Back to Basics
I recently saw a statistic that made me think a bit: out of
50,000 developers entering the US job market each year, only
about 35,000 have any academic training in software development.
(These numbers, mind you, predate the current economy, but I suspect
the proportions remain the same even tough the absolute numbers
may have changed). Now, I'm not about to argue that developers who
came from paths other than a computer science degree are bad
developers; I've known too many brilliant self-taught developers to
make such a silly statement. But if you've gone from poking at a
computer to writing code for yourself to writing code for a living,
you might not even know what you're missing.
Looking back to my own CS training (which was more years ago
than I really care to admit in public), three things have stayed with
me and proven useful over the intervening years. Fortunately, you
can learn plenty about these things even without formal classwork:
- Data structures
- Language exposure
Algorithms - the low-level routines that make up our programs - are
obviously very important. If you have a list of items to sort, you
need to have some plan for sorting it. If you have a big block of
text to search for a particular string, you need to come up with a
way to perform the search. To some extent, today's high-level languages
protect you from needing to come up with these algorithms yourself;
there are ways to sort and search baked right into the language or
into the framework you're using. And if you need something obscure
(like a way to perform a Fourier transform) you can always look it up. So what's the benefit of learning about algorithms? You learn how to
analyze them. Thinking at the level of algorithms will make you very
aware of the tradeoffs in your code. It can also help you spot brewing
trouble before it spills over. Once you understand the difference
between an O(log n) and an O(n2) algorithm, you can start looking
for the patterns and optimizing your code almost without thinking
Data structures cover all the ways that you can stash data in your
code. Do you need a linked list? A doubly-linked list? A hash table?
A balanced tree? Even if your framework provides the alternative
structures "for free" do you know the differences and tradeoffs? A good grounding in data structures will help you avoid writing extra code or saddling your programs with performance issues that could have been
Language exposure. You won't find this one on the list of courses
for a CS degree, but it might be the most important skill of all. Before I got out of school I'd programmed in a dozen languages, from 6502 assembler to Pascal to VAX assembler to Lisp to C and beyond.
Some of these languages are mainstream, others have next to no

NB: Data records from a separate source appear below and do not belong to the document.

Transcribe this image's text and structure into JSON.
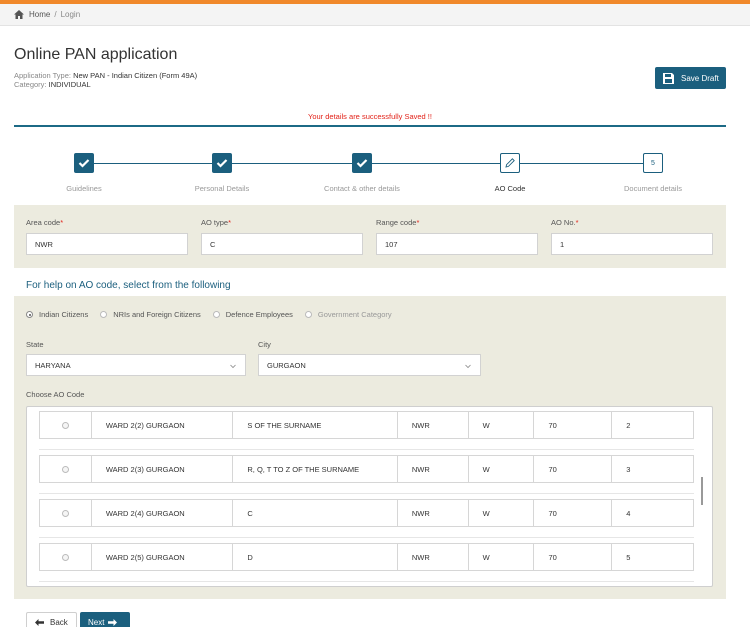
{
  "breadcrumb": {
    "home": "Home",
    "separator": "/",
    "current": "Login"
  },
  "header": {
    "title": "Online PAN application",
    "app_type_label": "Application Type:",
    "app_type_value": "New PAN - Indian Citizen (Form 49A)",
    "category_label": "Category:",
    "category_value": "INDIVIDUAL",
    "save_draft": "Save Draft"
  },
  "message": "Your details are successfully Saved !!",
  "steps": [
    {
      "label": "Guidelines",
      "state": "done"
    },
    {
      "label": "Personal Details",
      "state": "done"
    },
    {
      "label": "Contact & other details",
      "state": "done"
    },
    {
      "label": "AO Code",
      "state": "active"
    },
    {
      "label": "Document details",
      "state": "todo",
      "number": "5"
    }
  ],
  "ao_fields": {
    "area_code": {
      "label": "Area code",
      "value": "NWR"
    },
    "ao_type": {
      "label": "AO type",
      "value": "C"
    },
    "range_code": {
      "label": "Range code",
      "value": "107"
    },
    "ao_no": {
      "label": "AO No.",
      "value": "1"
    },
    "required_mark": "*"
  },
  "help": {
    "title": "For help on AO code, select from the following",
    "options": [
      {
        "label": "Indian Citizens",
        "selected": true
      },
      {
        "label": "NRIs and Foreign Citizens",
        "selected": false
      },
      {
        "label": "Defence Employees",
        "selected": false
      },
      {
        "label": "Government Category",
        "selected": false
      }
    ],
    "state_label": "State",
    "state_value": "HARYANA",
    "city_label": "City",
    "city_value": "GURGAON",
    "choose_label": "Choose AO Code"
  },
  "ao_rows": [
    [
      "WARD 2(2) GURGAON",
      "S OF THE SURNAME",
      "NWR",
      "W",
      "70",
      "2"
    ],
    [
      "WARD 2(3) GURGAON",
      "R, Q, T TO Z OF THE SURNAME",
      "NWR",
      "W",
      "70",
      "3"
    ],
    [
      "WARD 2(4) GURGAON",
      "C",
      "NWR",
      "W",
      "70",
      "4"
    ],
    [
      "WARD 2(5) GURGAON",
      "D",
      "NWR",
      "W",
      "70",
      "5"
    ]
  ],
  "nav": {
    "back": "Back",
    "next": "Next"
  },
  "colors": {
    "accent": "#1b5f7e",
    "top_bar": "#f0882a",
    "panel": "#ecebdf",
    "error": "#e2231a"
  }
}
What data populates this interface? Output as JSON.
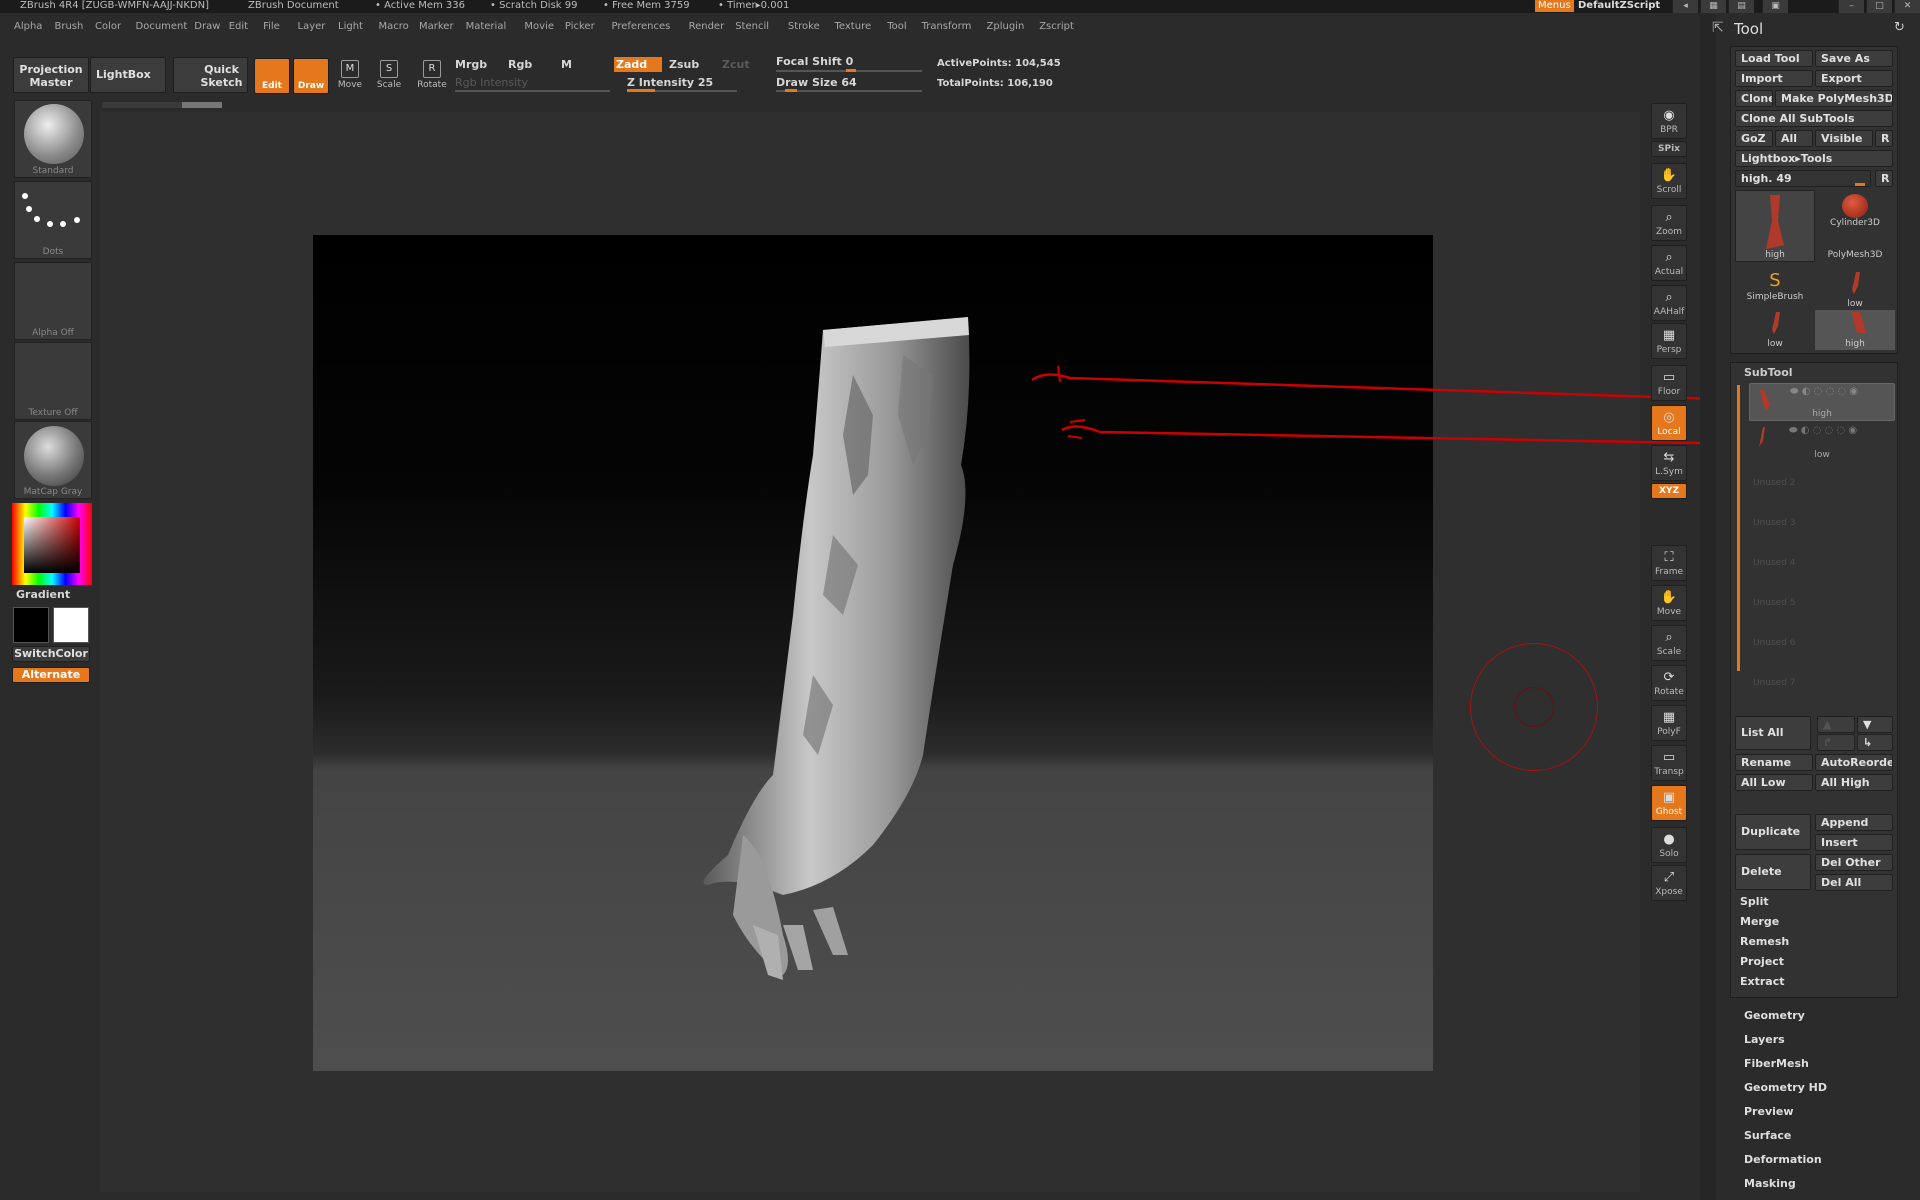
{
  "titlebar": {
    "app": "ZBrush 4R4 [ZUGB-WMFN-AAJJ-NKDN]",
    "document": "ZBrush Document",
    "active_mem": "• Active Mem 336",
    "scratch_disk": "• Scratch Disk 99",
    "free_mem": "• Free Mem 3759",
    "timer": "• Timer▸0.001",
    "menus_btn": "Menus",
    "script": "DefaultZScript"
  },
  "menubar": [
    "Alpha",
    "Brush",
    "Color",
    "Document",
    "Draw",
    "Edit",
    "File",
    "Layer",
    "Light",
    "Macro",
    "Marker",
    "Material",
    "Movie",
    "Picker",
    "Preferences",
    "Render",
    "Stencil",
    "Stroke",
    "Texture",
    "Tool",
    "Transform",
    "Zplugin",
    "Zscript"
  ],
  "shelf": {
    "projection_master": "Projection Master",
    "lightbox": "LightBox",
    "quick_sketch": "Quick Sketch",
    "edit": "Edit",
    "draw": "Draw",
    "move": "Move",
    "scale": "Scale",
    "rotate": "Rotate",
    "mrgb": "Mrgb",
    "rgb": "Rgb",
    "m": "M",
    "zadd": "Zadd",
    "zsub": "Zsub",
    "zcut": "Zcut",
    "rgb_intensity": "Rgb Intensity",
    "z_intensity": "Z Intensity 25",
    "focal_shift": "Focal Shift 0",
    "draw_size": "Draw Size 64",
    "active_points": "ActivePoints: 104,545",
    "total_points": "TotalPoints: 106,190",
    "z_intensity_value": 25,
    "draw_size_value": 64
  },
  "left_tray": {
    "brush": "Standard",
    "stroke": "Dots",
    "alpha": "Alpha Off",
    "texture": "Texture Off",
    "material": "MatCap Gray",
    "gradient": "Gradient",
    "switch_color": "SwitchColor",
    "alternate": "Alternate"
  },
  "right_toolbar": [
    "BPR",
    "SPix",
    "Scroll",
    "Zoom",
    "Actual",
    "AAHalf",
    "Persp",
    "Floor",
    "Local",
    "L.Sym",
    "XYZ",
    "Frame",
    "Move",
    "Scale",
    "Rotate",
    "PolyF",
    "Transp",
    "Ghost",
    "Solo",
    "Xpose"
  ],
  "tool_palette": {
    "title": "Tool",
    "load_tool": "Load Tool",
    "save_as": "Save As",
    "import": "Import",
    "export": "Export",
    "clone": "Clone",
    "make_polymesh": "Make PolyMesh3D",
    "clone_all": "Clone  All SubTools",
    "goz": "GoZ",
    "all": "All",
    "visible": "Visible",
    "r": "R",
    "lightbox_tools": "Lightbox▸Tools",
    "high_slider": "high. 49",
    "thumbs": [
      "high",
      "Cylinder3D",
      "PolyMesh3D",
      "SimpleBrush",
      "low",
      "low",
      "high"
    ]
  },
  "subtool": {
    "title": "SubTool",
    "items": [
      "high",
      "low"
    ],
    "unused": [
      "Unused 2",
      "Unused 3",
      "Unused 4",
      "Unused 5",
      "Unused 6",
      "Unused 7"
    ],
    "list_all": "List  All",
    "rename": "Rename",
    "autoreorder": "AutoReorder",
    "all_low": "All Low",
    "all_high": "All High",
    "duplicate": "Duplicate",
    "append": "Append",
    "insert": "Insert",
    "delete": "Delete",
    "del_other": "Del Other",
    "del_all": "Del All",
    "split": "Split",
    "merge": "Merge",
    "remesh": "Remesh",
    "project": "Project",
    "extract": "Extract"
  },
  "sections": [
    "Geometry",
    "Layers",
    "FiberMesh",
    "Geometry HD",
    "Preview",
    "Surface",
    "Deformation",
    "Masking"
  ],
  "colors": {
    "accent": "#e5771d",
    "annotation": "#cc0000",
    "panel": "#2b2b2b"
  }
}
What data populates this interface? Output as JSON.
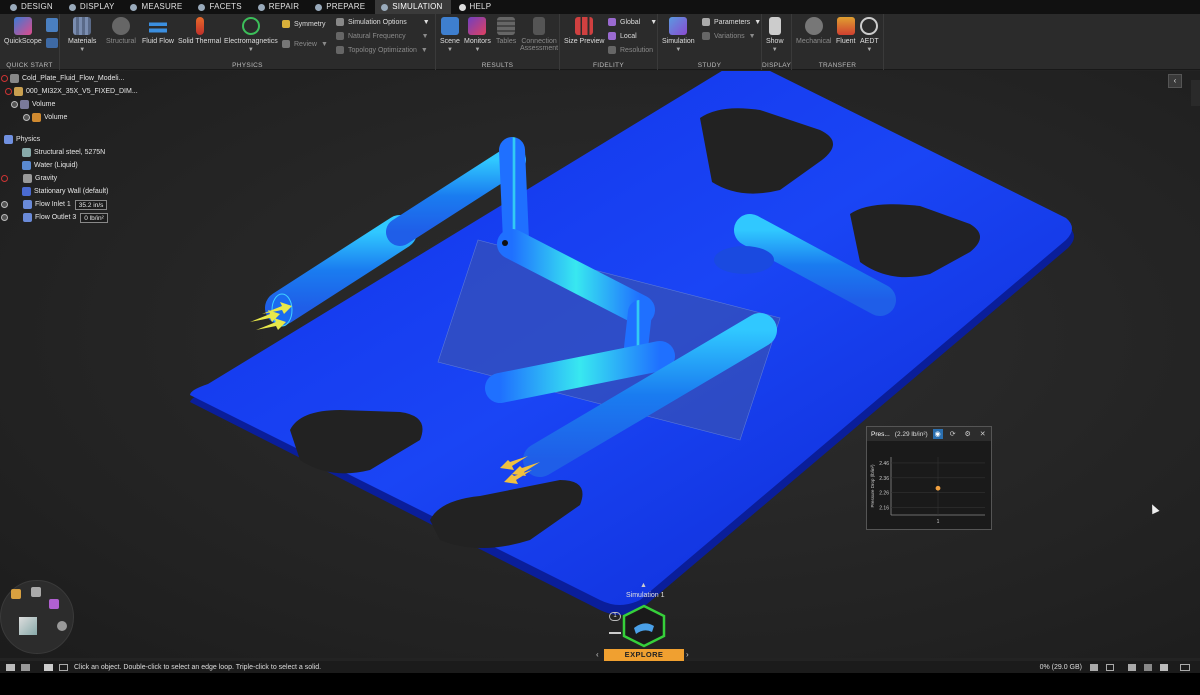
{
  "menu": {
    "tabs": [
      {
        "label": "Design",
        "icon": "design-icon"
      },
      {
        "label": "Display",
        "icon": "display-icon"
      },
      {
        "label": "Measure",
        "icon": "measure-icon"
      },
      {
        "label": "Facets",
        "icon": "facets-icon"
      },
      {
        "label": "Repair",
        "icon": "repair-icon"
      },
      {
        "label": "Prepare",
        "icon": "prepare-icon"
      },
      {
        "label": "Simulation",
        "icon": "simulation-icon"
      },
      {
        "label": "Help",
        "icon": "help-icon"
      }
    ],
    "active": "Simulation"
  },
  "ribbon": {
    "quick_start": {
      "label": "Quick Start",
      "quickscope": "QuickScope"
    },
    "physics": {
      "label": "Physics",
      "materials": "Materials",
      "structural": "Structural",
      "fluid_flow": "Fluid Flow",
      "solid_thermal": "Solid Thermal",
      "electromagnetics": "Electromagnetics",
      "symmetry": "Symmetry",
      "review": "Review"
    },
    "sim_options": {
      "simulation_options": "Simulation Options",
      "natural_frequency": "Natural Frequency",
      "topology_optimization": "Topology Optimization"
    },
    "results": {
      "label": "Results",
      "scene": "Scene",
      "monitors": "Monitors",
      "tables": "Tables",
      "connection": "Connection",
      "assessment": "Assessment"
    },
    "fidelity": {
      "label": "Fidelity",
      "size_preview": "Size Preview",
      "global": "Global",
      "local": "Local",
      "resolution": "Resolution"
    },
    "study": {
      "label": "Study",
      "simulation": "Simulation",
      "parameters": "Parameters",
      "variations": "Variations"
    },
    "display": {
      "label": "Display",
      "show": "Show"
    },
    "transfer": {
      "label": "Transfer",
      "mechanical": "Mechanical",
      "fluent": "Fluent",
      "aedt": "AEDT"
    }
  },
  "tree": {
    "items": [
      {
        "label": "Cold_Plate_Fluid_Flow_Modeli..."
      },
      {
        "label": "000_MI32X_35X_V5_FIXED_DIM..."
      },
      {
        "label": "Volume"
      },
      {
        "label": "Volume"
      }
    ],
    "physics_title": "Physics",
    "physics_items": [
      {
        "label": "Structural steel, 5275N",
        "value": ""
      },
      {
        "label": "Water (Liquid)",
        "value": ""
      },
      {
        "label": "Gravity",
        "value": ""
      },
      {
        "label": "Stationary Wall (default)",
        "value": ""
      },
      {
        "label": "Flow Inlet 1",
        "value": "35.2 in/s"
      },
      {
        "label": "Flow Outlet 3",
        "value": "0 lb/in²"
      }
    ]
  },
  "monitor": {
    "title": "Pres...",
    "value": "(2.29 lb/in²)",
    "ylabel": "Pressure Drop (lb/in²)",
    "close": "✕"
  },
  "chart_data": {
    "type": "scatter",
    "x": [
      1
    ],
    "y": [
      2.29
    ],
    "yticks": [
      2.46,
      2.36,
      2.26,
      2.16
    ],
    "xticks": [
      1
    ],
    "ylim": [
      2.11,
      2.5
    ],
    "xlim": [
      0,
      2
    ],
    "ylabel": "Pressure Drop (lb/in²)",
    "title": "Pres...",
    "color": "#f0a040"
  },
  "tool_guide": {
    "simulation_label": "Simulation 1",
    "explore": "Explore",
    "badge": "1"
  },
  "status": {
    "message": "Click an object. Double-click to select an edge loop. Triple-click to select a solid.",
    "memory": "0% (29.0 GB)"
  }
}
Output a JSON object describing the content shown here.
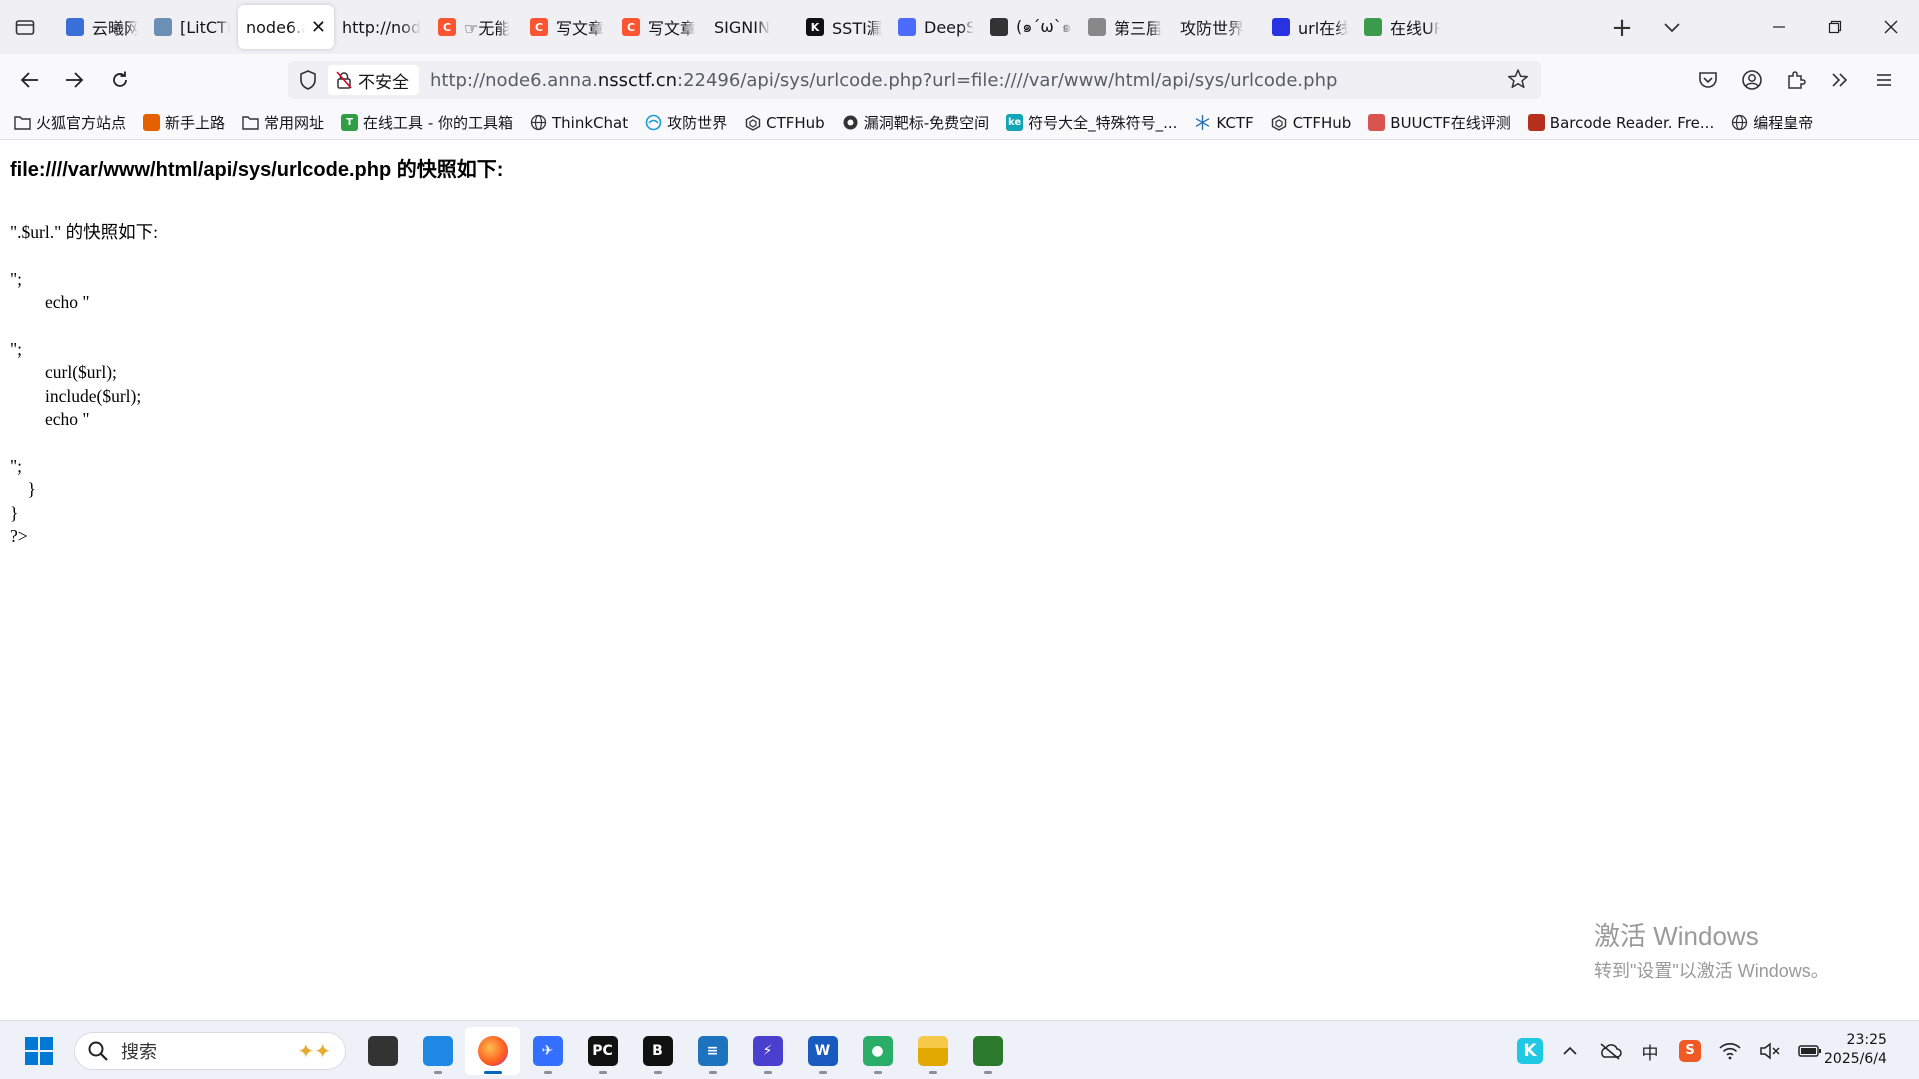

commercial potential. But the point of language exposure is not to
teach you the details of the language you'll be using in your job,
but to show you that the design of programming languages can and does vary. If you learn how to write C#, always write C#, and never step
out of the C# universe, your C# skills may be excellent. But you'll
be missing out on other ways to do things, and less prepared to move
to a more rewarding position if one comes up. An all-purpose developer
is more highly valued by most employers than a C# developer.
So, if you missed the coursework, what should you do to make up
the lack? I have two recommendations. The next time you're thinking about getting training on some specific technology (such as OLAP processing with SQL Server or whatever), take a combined data structures and algorithms course instead. You may be able to do this
at a local community college; otherwise, there are excellent textbooks
in the field that you can work through on your own. Second, don't let
yourself get trapped in a language dead end. Even if your work is
exclusively in one language, learn a second at home in your own time.
In fact, it's a good discipline to dig into one new computer language
every year. You just might find one that fits your current job so
perfectly that you can save the day by introducing it!